I am ambivalent about Christabel. Part of me feels so terribly sorry for her. What a horrible time to be a single, unwed mother. Another part of me thinks that Ash has been unjustly punished and deprived of a daughter. I think Byatt didn't mean for this to be clear cut, which makes it interesting.

I think Ash may have wondered into the field where Maia was playing in order to try and see Christabel who was living with the family. He refers to wanting to see La Belle Dame Sans Merci (who else could it be) but meeting Maia instead.

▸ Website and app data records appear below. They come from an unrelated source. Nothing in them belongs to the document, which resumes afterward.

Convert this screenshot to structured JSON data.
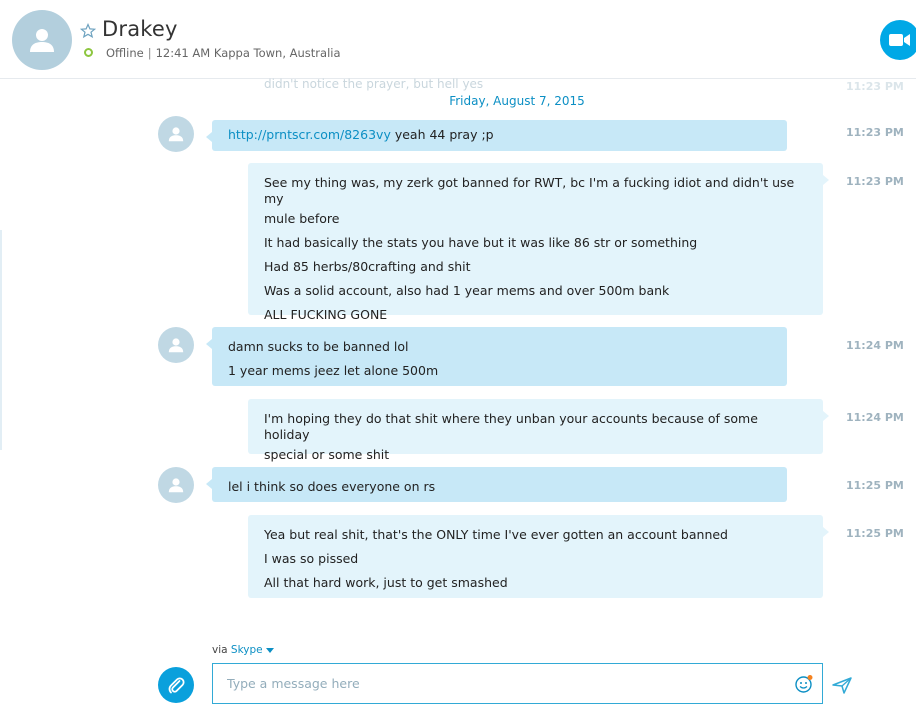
{
  "contact": {
    "name": "Drakey",
    "status": "Offline",
    "local_time": "12:41 AM Kappa Town, Australia",
    "separator": "|"
  },
  "history": {
    "faded_preview": "didn't notice the prayer, but hell yes",
    "date_separator": "Friday, August 7, 2015"
  },
  "messages": [
    {
      "sender": "Drakey",
      "time": "11:23 PM",
      "link": "http://prntscr.com/8263vy",
      "lines": [
        "yeah 44 pray ;p"
      ]
    },
    {
      "sender": "me",
      "time": "11:23 PM",
      "lines": [
        "See my thing was, my zerk got banned for RWT, bc I'm a fucking idiot and didn't use my",
        "mule before",
        "It had basically the stats you have but it was like 86 str or something",
        "Had 85 herbs/80crafting and shit",
        "Was a solid account, also had 1 year mems and over 500m bank",
        "ALL FUCKING GONE"
      ]
    },
    {
      "sender": "Drakey",
      "time": "11:24 PM",
      "lines": [
        "damn sucks to be banned lol",
        "1 year mems jeez let alone 500m"
      ]
    },
    {
      "sender": "me",
      "time": "11:24 PM",
      "lines": [
        "I'm hoping they do that shit where they unban your accounts because of some holiday",
        "special or some shit"
      ]
    },
    {
      "sender": "Drakey",
      "time": "11:25 PM",
      "lines": [
        "lel i think so does everyone on rs"
      ]
    },
    {
      "sender": "me",
      "time": "11:25 PM",
      "lines": [
        "Yea but real shit, that's the ONLY time I've ever gotten an account banned",
        "I was so pissed",
        "All that hard work, just to get smashed"
      ]
    }
  ],
  "composer": {
    "via_label": "via",
    "via_service": "Skype",
    "placeholder": "Type a message here"
  },
  "icons": {
    "avatar": "person-icon",
    "favorite": "star-icon",
    "video": "video-camera-icon",
    "attach": "paperclip-icon",
    "emoji": "smiley-icon",
    "send": "send-arrow-icon"
  },
  "colors": {
    "accent": "#00a8e6",
    "incoming_bubble": "#c7e8f7",
    "outgoing_bubble": "#e3f4fb",
    "status_offline": "#8dc63f"
  }
}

I guess all the professors were obsessed with getting to the bottom of this, literally and figuratively and that's what bound them together. They were also trying to prevent Cropper from obtaining the letters at all cost, even if it means banding together. War makes unlikely bedfellows is how I see it. And the dubious moral stand against grave robbing is just what it is, dubious. In the end they allowed Cropper to do the dirty job and only then kept the letters. Very convenient. I don't think Byatt is trying to excuse anyone here. I think this is in keeping with the theme of Possession, of owning this material at all costs that everyone shared.